CareerSource Southwest Florida launched its first, Fall Hiring Event Thursday. Hundreds of people walked among the booths, dressed professionally, and instead of having a gun on their person like Gomez, they were armed with their most recent resumes.

With the agency implementing new technology, Gomez wants to increase the size of the police force. The detective wants to fill over 60 positions. Collier and Charlotte County sheriff’s offices have similar human resources ambitions.

“Charlotte County is growing a lot,” Tabbatha Carter said, a lieutenant at Charlotte County Sheriffs Office. “We want to make sure we have enough people employed with the sheriffs’ office to help out the community.

Other employers at this job fair are facing similar issues due to low unemployment.

As of September, the national unemployment rate is 3.7 percent — it hasn’t been this low in nearly 50 years. While the Florida governor’s office is expected to release updated unemployment numbers on Friday, it is unlikely the rate will deviate much from its 3.7 percent, either.

Karen Celec, a nursing support recruiter for Lee Health, was at the event stationed with various items that she believes will reflect upon her employer favorably to new applicants.

“Retention is definitely a problem,” Celec said. “Somebody else may be paying a little bit more; people are looking at that.”

John Anderson, a manager a Sherwin Williams, wasn’t optimistic about his chances of securing talent. He was stationed nearby Celec. Like her, he also had items that help tell part of the story about the company where he works.

“It says it’s a great economy to live in,” Anderson said. “It’s really the benefit of the employee not the employer.”

Logan Harper agrees with Anderson. He feels like he has the power in negotiations with the booming economy.

“It makes me a bigger commodity,” Harper said. “They have to chase after me, [not] the other way around.”
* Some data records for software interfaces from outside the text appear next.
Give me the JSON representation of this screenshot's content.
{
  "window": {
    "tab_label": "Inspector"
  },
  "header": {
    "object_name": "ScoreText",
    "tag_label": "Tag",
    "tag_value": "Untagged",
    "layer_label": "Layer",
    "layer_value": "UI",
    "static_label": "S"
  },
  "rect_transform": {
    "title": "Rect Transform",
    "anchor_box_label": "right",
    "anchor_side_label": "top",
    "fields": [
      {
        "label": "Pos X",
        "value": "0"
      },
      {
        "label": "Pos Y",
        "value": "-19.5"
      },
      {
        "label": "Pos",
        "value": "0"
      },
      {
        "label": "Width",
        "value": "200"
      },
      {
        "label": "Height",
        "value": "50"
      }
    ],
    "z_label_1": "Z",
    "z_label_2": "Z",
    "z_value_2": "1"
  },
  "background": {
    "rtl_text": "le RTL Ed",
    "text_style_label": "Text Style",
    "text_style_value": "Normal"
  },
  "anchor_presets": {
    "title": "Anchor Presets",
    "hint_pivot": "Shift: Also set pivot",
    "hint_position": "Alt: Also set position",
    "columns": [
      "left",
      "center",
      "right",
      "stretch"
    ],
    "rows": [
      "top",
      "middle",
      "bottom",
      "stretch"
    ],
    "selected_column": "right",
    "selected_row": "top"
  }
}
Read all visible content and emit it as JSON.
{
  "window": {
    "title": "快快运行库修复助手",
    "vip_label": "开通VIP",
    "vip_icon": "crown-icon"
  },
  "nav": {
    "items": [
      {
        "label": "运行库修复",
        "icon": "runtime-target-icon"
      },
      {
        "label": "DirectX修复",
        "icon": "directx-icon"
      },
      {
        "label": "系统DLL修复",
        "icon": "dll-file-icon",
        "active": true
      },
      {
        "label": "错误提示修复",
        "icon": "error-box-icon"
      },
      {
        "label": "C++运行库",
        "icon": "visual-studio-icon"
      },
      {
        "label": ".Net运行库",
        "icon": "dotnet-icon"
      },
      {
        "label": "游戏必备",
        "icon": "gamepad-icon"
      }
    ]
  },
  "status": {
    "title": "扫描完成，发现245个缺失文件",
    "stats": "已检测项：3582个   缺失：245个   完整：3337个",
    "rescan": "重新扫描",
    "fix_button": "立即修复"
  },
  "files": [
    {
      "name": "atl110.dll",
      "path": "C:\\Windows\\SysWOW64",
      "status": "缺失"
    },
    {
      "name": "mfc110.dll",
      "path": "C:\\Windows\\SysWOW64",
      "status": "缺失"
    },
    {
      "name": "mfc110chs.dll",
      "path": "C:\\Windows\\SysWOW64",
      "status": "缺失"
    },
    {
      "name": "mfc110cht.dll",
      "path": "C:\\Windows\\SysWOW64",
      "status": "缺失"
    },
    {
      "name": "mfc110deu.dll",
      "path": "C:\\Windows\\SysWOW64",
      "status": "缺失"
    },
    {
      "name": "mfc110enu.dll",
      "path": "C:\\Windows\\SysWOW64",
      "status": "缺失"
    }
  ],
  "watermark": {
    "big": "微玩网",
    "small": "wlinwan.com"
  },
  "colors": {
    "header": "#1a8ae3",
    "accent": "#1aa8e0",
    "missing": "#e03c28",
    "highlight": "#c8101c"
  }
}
As for Detective Gomez, he’s confident the department will fill the positions quickly.

“When it comes to law enforcement, the more the better,” he said.